We were all struggling with the decision, but made the one we thought would best serve the community and audience as well as the orchestra.
On behalf of the Lexington Philharmonic, I thank the public for its enthusiastic response to our rescheduled concert on Tuesday and the Spotlight Lexington leadership for the great work they have done.
Executive director, Lexington Philharmonic
I recently was stopped in front of a school bus with a stop sign out. A platform came out of the bus and brought down a wheelchair with a young girl on it. They were deposited on the sidewalk and a man, presumably her dad, who was waiting for the bus, wheeled the child away.
After first thinking how marvelous modern devices are to enable this girl to seamlessly get to and from school like mobile children, my second thought was to wonder whether Rand Paul and Andy Barr, if elected this year, would vote for the kind of federal laws and money that are giving this girl opportunities in life.

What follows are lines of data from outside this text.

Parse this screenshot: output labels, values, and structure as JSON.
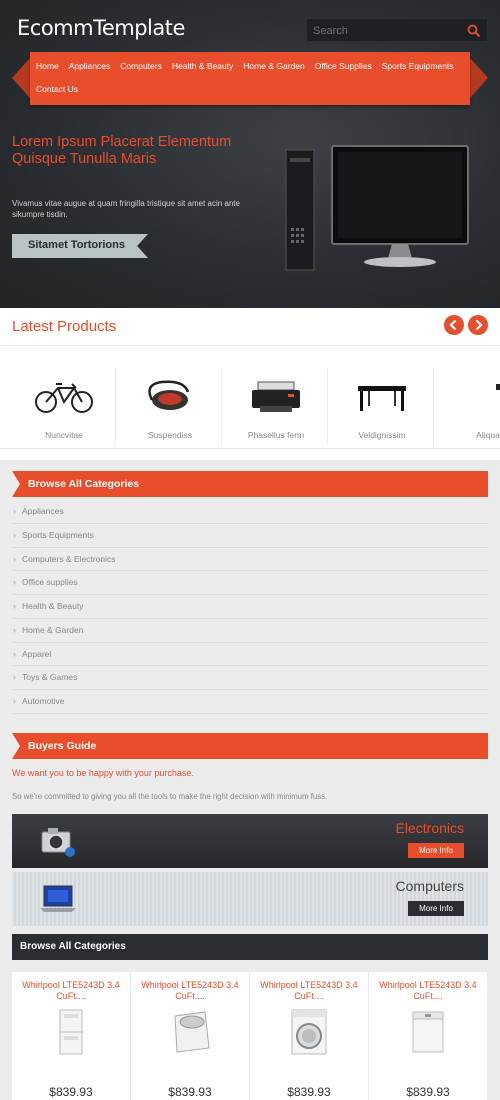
{
  "header": {
    "logo": "EcommTemplate",
    "search_placeholder": "Search"
  },
  "nav": {
    "items": [
      "Home",
      "Appliances",
      "Computers",
      "Health & Beauty",
      "Home & Garden",
      "Office Supplies",
      "Sports Equipments",
      "Contact Us"
    ]
  },
  "hero": {
    "title": "Lorem Ipsum Placerat Elementum Quisque Tunulla Maris",
    "description": "Vivamus vitae augue at quam fringilla tristique sit amet acin ante sikumpre tisdin.",
    "button": "Sitamet Tortorions"
  },
  "latest": {
    "title": "Latest Products",
    "prev_icon": "chevron-left-icon",
    "next_icon": "chevron-right-icon",
    "products": [
      {
        "label": "Nuncvitae",
        "icon": "bicycle-icon"
      },
      {
        "label": "Suspendiss",
        "icon": "massager-icon"
      },
      {
        "label": "Phasellus ferm",
        "icon": "printer-icon"
      },
      {
        "label": "Veldignissim",
        "icon": "table-icon"
      },
      {
        "label": "Aliqua",
        "icon": "product-icon"
      }
    ]
  },
  "categories": {
    "title": "Browse All Categories",
    "items": [
      "Appliances",
      "Sports Equipments",
      "Computers & Electronics",
      "Office supplies",
      "Health & Beauty",
      "Home & Garden",
      "Apparel",
      "Toys & Games",
      "Automotive"
    ]
  },
  "buyers_guide": {
    "title": "Buyers Guide",
    "line1": "We want you to be happy with your purchase.",
    "line2": "So we're committed to giving you all the tools to make the right decision with minimum fuss."
  },
  "banners": [
    {
      "title": "Electronics",
      "button": "More Info",
      "icon": "camera-icon"
    },
    {
      "title": "Computers",
      "button": "More Info",
      "icon": "laptop-icon"
    }
  ],
  "browse_bar": {
    "title": "Browse All Categories"
  },
  "washers": [
    {
      "title": "Whirlpool LTE5243D 3.4 CuFt....",
      "price": "$839.93",
      "icon": "stacked-washer-icon"
    },
    {
      "title": "Whirlpool LTE5243D 3.4 CuFt....",
      "price": "$839.93",
      "icon": "top-load-washer-icon"
    },
    {
      "title": "Whirlpool LTE5243D 3.4 CuFt....",
      "price": "$839.93",
      "icon": "front-load-washer-icon"
    },
    {
      "title": "Whirlpool LTE5243D 3.4 CuFt....",
      "price": "$839.93",
      "icon": "top-load-washer-icon"
    }
  ],
  "colors": {
    "accent": "#e84e2c",
    "dark": "#2a2d31",
    "grey_bg": "#ececec"
  }
}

I was saddened to think how little concern and thought they seem to give to the needs of real people as opposed to following a rigid philosophy of small government at any cost.
Oh, my goodness. Mayor Jim Newberry has once again proven he is the master of misdirection.

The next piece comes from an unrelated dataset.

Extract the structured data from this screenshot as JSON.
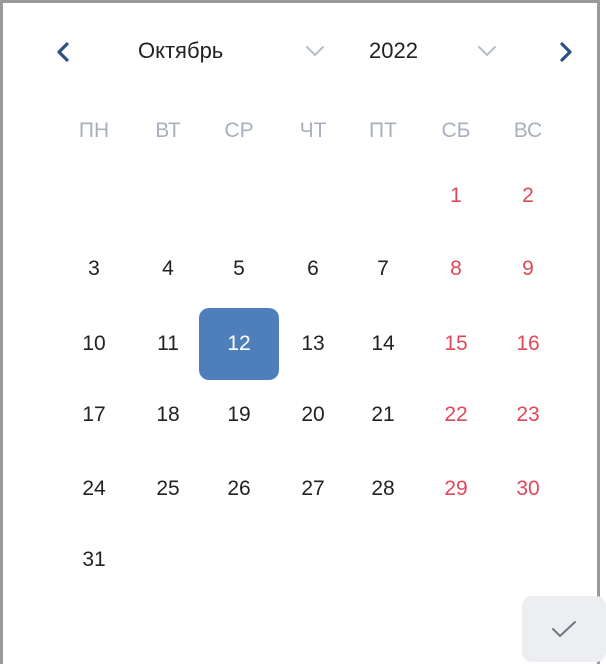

"No fraud," he boldly announces. You would like to think the mayor's moral and ethical standards are higher than that. Apparently, sadly, they are not.
The report recently issued by state Auditor Crit Luallen was withering in its criticism of Newberry's administration and its many faulty processes. The mayor and his staff were revealed to be opponents of transparency in the way they do the people's business.
For that alone, the mayor deserves every bit of criticism that has been directed toward him and his inner circle.
Newberry has proven time and time again that, rather than accept legitimate criticism and committing to do better, he declares personal victory, circles the wagons and whines about politics as usual.
We need to open the windows at City Hall and let in some fresh air.
When you finally get a public servant who does what we want done, keep him/her. David O'Neill has been our property valuation administrator for about a year and a half. He has twice voluntarily reduced his office's budget in these hard times, has listed every expenditure on the Web site and has implemented several innovative measures to improve the office.
Keep David O'Neill as our PVA.
With the Alltech FEI World Equestrian Games, didn't this mean the world was in Lexington? Why did we not have more national TV coverage? Did someone forget to ask the sports channels and ESPN? The world soccer games got pretty good coverage.